“Do you know who I am?”
The question is usually asked by someone who isn’t getting what they expect and consider themselves entitled. After all, they are Somebody: a person of status, position, social standing and/or means who expects to be treated accordingly.
Somebodies don’t follow protocol. They don’t stand in lines. They don’t wait. And if they do, there is hell to pay.
If you are the impatient type, as I am, perhaps you’ve been tempted to be Somebody.
Happened to me when I went for a dental cleaning. The practice has been sold and most of the people are new. I, however, am a long-term patient, accustomed to prompt and skilled service. Things have changed. First, they called last minute to ask if I could arrive early to an appointment scheduled six months earlier. That would be a No. I rescheduled.
I waited nearly 15 minutes to be called back. As I waited, my husband sent a text saying I should consider the visit a “test.” He reminded me that I’d be representing Christ while there and should keep my behavior in check no matter what happened.
I needed the reminder.
I waited 45 minutes before a hygienist touched my teeth. Bitewing films were taken by someone who needed help turning on the machine. When the hygienist arrived, without apology for the delay, she promptly dropped an instrument with a loud clank.
She then kicked it aside, joking that I needn’t worry. She had plenty and would not need that one again.
If I could have spoken, I might have dropped a verbal bomb on this woman who apparently didn’t realize she should suction as she worked.
Instead, I sat there battling the urge to ask “Do you know I am”
- a paying customer
- a longtime patient
- a witness to the first dropped instrument in decades at a dental office
It came to me that the more important question is whether I know who I am: Nobody special, just another human being whose faults, frailties and outright sins Someone died for. I should take my cue from Christ who “made himself nothing” (Phil 2:7) even though He was Lord of all. He humbled Himself, becoming obedient to the point of enduring death on a cross.
Therefore God exalted him to the highest place and gave him the name that is above every name (Phil 2:9)
A real Somebody is willing to become Nothing. They are not provoked, remaining calm under pressure. Christians are called to be Christ-like even in unreasonable circumstances.

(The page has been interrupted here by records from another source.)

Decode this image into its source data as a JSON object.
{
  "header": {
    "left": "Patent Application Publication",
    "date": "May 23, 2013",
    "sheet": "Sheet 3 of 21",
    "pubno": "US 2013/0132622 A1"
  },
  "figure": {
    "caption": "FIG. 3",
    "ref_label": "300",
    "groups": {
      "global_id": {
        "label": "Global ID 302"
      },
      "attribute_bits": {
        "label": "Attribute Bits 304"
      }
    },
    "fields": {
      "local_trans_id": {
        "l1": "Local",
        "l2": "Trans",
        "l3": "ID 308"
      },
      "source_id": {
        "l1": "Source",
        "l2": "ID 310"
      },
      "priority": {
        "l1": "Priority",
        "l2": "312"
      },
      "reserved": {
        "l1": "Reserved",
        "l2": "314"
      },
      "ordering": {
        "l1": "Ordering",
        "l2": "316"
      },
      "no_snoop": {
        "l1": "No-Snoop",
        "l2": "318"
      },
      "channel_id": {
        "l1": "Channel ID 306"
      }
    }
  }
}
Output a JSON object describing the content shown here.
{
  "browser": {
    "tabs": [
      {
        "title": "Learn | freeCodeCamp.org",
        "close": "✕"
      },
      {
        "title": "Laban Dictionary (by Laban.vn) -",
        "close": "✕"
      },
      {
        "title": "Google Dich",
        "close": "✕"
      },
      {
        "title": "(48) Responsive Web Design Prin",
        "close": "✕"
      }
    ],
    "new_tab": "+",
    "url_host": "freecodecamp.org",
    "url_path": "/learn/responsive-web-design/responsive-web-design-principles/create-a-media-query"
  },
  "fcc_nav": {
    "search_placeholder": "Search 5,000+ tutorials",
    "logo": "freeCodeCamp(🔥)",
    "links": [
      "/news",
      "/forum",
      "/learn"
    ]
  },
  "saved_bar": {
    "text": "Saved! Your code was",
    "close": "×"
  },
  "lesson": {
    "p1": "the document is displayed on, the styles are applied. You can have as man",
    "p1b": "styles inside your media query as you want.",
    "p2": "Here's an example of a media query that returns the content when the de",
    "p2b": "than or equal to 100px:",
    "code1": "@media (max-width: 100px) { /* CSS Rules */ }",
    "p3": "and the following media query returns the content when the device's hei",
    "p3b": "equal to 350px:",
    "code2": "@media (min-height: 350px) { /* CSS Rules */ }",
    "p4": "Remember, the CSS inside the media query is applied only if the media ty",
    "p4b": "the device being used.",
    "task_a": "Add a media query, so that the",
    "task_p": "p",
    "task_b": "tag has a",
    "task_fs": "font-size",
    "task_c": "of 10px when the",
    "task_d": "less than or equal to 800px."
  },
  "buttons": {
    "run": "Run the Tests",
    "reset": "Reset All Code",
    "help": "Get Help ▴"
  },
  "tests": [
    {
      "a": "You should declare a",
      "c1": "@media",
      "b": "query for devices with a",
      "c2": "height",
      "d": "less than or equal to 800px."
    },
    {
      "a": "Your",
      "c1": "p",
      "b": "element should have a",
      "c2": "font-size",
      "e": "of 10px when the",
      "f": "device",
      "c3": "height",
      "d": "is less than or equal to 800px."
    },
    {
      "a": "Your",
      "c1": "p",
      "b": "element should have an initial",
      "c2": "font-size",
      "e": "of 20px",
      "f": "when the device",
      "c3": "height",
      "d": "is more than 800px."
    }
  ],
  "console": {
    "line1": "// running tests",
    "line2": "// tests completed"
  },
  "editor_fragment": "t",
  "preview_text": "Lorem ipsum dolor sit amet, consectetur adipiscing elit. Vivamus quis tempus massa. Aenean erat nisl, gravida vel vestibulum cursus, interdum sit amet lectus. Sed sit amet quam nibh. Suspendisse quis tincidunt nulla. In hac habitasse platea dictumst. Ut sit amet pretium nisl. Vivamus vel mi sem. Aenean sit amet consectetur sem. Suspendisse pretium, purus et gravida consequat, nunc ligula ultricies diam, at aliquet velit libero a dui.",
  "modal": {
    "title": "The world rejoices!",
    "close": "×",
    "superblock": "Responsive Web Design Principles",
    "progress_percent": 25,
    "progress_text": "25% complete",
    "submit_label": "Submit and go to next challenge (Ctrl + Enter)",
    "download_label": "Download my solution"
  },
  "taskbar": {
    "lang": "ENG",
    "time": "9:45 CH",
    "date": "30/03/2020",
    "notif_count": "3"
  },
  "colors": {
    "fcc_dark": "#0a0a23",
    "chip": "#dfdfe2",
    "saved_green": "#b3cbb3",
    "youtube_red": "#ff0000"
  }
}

For a moment, I considered that my inexperienced hygienist – whose framed degree revealed that she’d graduated less than a year ago – might have had a string of late appointments before me and I had walked into the perfect storm. Maybe she was doing the best she could and I should just relax and show some mercy. (Luke 6:36)
I took a deep breath and let her finish without a word of criticism and managed to leave the office without making a scene. Test passed.
Next time I’m tempted to pull the Somebody card, I hope I choose to be merciful instead. To quote Shakespeare:
The quality of mercy is not strain‘d, It droppeth as the gentle rain from heaven. Upon the place beneath. It is twice blest: It blesseth him that gives and him that takes. ‘Tis mightiest in the mightiest… It is an attribute to God himself. (The Merchant of Venice, Act 4, Scene 1)